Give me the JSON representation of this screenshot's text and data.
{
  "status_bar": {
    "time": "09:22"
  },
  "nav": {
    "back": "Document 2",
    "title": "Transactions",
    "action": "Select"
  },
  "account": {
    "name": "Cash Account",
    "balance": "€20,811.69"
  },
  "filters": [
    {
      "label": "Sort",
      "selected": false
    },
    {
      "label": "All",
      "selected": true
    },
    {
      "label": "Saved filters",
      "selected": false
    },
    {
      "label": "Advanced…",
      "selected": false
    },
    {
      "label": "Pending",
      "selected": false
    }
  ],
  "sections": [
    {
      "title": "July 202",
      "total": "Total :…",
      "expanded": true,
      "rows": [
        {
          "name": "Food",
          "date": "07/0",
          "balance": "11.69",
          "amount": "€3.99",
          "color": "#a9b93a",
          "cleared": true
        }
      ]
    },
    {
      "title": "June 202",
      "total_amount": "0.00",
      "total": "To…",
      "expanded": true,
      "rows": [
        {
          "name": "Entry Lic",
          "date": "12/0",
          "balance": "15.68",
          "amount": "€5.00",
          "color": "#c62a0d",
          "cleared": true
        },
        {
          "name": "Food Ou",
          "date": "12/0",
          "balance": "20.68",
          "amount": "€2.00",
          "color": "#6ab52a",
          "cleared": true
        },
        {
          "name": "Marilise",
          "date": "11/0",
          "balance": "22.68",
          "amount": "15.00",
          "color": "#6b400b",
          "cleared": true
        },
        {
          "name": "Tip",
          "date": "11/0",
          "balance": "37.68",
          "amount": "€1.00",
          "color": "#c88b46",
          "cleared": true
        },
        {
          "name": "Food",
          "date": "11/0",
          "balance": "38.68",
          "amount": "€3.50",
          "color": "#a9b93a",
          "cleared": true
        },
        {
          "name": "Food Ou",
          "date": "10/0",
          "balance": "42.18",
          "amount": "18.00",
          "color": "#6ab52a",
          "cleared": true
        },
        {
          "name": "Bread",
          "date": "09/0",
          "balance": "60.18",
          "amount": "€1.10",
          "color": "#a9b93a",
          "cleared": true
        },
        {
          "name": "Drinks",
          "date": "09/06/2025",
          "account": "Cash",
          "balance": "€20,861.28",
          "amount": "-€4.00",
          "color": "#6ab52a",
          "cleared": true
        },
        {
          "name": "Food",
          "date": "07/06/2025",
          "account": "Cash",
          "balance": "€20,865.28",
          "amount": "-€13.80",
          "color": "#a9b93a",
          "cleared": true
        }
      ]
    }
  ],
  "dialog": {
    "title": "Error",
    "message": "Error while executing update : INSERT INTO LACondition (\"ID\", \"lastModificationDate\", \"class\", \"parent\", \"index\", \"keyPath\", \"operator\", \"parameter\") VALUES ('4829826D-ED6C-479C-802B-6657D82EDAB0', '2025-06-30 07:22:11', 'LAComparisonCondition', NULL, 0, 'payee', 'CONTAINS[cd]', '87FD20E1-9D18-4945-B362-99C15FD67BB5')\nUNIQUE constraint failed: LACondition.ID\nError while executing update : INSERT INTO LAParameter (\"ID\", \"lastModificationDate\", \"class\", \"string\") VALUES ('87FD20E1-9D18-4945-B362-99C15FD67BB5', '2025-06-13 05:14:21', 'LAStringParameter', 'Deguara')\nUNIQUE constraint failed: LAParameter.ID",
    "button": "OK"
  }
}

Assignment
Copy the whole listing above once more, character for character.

Answer to the exercise
Give me the JSON representation of this screenshot's text and data.
{
  "status_bar": {
    "time": "09:22"
  },
  "nav": {
    "back": "Document 2",
    "title": "Transactions",
    "action": "Select"
  },
  "account": {
    "name": "Cash Account",
    "balance": "€20,811.69"
  },
  "filters": [
    {
      "label": "Sort",
      "selected": false
    },
    {
      "label": "All",
      "selected": true
    },
    {
      "label": "Saved filters",
      "selected": false
    },
    {
      "label": "Advanced…",
      "selected": false
    },
    {
      "label": "Pending",
      "selected": false
    }
  ],
  "sections": [
    {
      "title": "July 202",
      "total": "Total :…",
      "expanded": true,
      "rows": [
        {
          "name": "Food",
          "date": "07/0",
          "balance": "11.69",
          "amount": "€3.99",
          "color": "#a9b93a",
          "cleared": true
        }
      ]
    },
    {
      "title": "June 202",
      "total_amount": "0.00",
      "total": "To…",
      "expanded": true,
      "rows": [
        {
          "name": "Entry Lic",
          "date": "12/0",
          "balance": "15.68",
          "amount": "€5.00",
          "color": "#c62a0d",
          "cleared": true
        },
        {
          "name": "Food Ou",
          "date": "12/0",
          "balance": "20.68",
          "amount": "€2.00",
          "color": "#6ab52a",
          "cleared": true
        },
        {
          "name": "Marilise",
          "date": "11/0",
          "balance": "22.68",
          "amount": "15.00",
          "color": "#6b400b",
          "cleared": true
        },
        {
          "name": "Tip",
          "date": "11/0",
          "balance": "37.68",
          "amount": "€1.00",
          "color": "#c88b46",
          "cleared": true
        },
        {
          "name": "Food",
          "date": "11/0",
          "balance": "38.68",
          "amount": "€3.50",
          "color": "#a9b93a",
          "cleared": true
        },
        {
          "name": "Food Ou",
          "date": "10/0",
          "balance": "42.18",
          "amount": "18.00",
          "color": "#6ab52a",
          "cleared": true
        },
        {
          "name": "Bread",
          "date": "09/0",
          "balance": "60.18",
          "amount": "€1.10",
          "color": "#a9b93a",
          "cleared": true
        },
        {
          "name": "Drinks",
          "date": "09/06/2025",
          "account": "Cash",
          "balance": "€20,861.28",
          "amount": "-€4.00",
          "color": "#6ab52a",
          "cleared": true
        },
        {
          "name": "Food",
          "date": "07/06/2025",
          "account": "Cash",
          "balance": "€20,865.28",
          "amount": "-€13.80",
          "color": "#a9b93a",
          "cleared": true
        }
      ]
    }
  ],
  "dialog": {
    "title": "Error",
    "message": "Error while executing update : INSERT INTO LACondition (\"ID\", \"lastModificationDate\", \"class\", \"parent\", \"index\", \"keyPath\", \"operator\", \"parameter\") VALUES ('4829826D-ED6C-479C-802B-6657D82EDAB0', '2025-06-30 07:22:11', 'LAComparisonCondition', NULL, 0, 'payee', 'CONTAINS[cd]', '87FD20E1-9D18-4945-B362-99C15FD67BB5')\nUNIQUE constraint failed: LACondition.ID\nError while executing update : INSERT INTO LAParameter (\"ID\", \"lastModificationDate\", \"class\", \"string\") VALUES ('87FD20E1-9D18-4945-B362-99C15FD67BB5', '2025-06-13 05:14:21', 'LAStringParameter', 'Deguara')\nUNIQUE constraint failed: LAParameter.ID",
    "button": "OK"
  }
}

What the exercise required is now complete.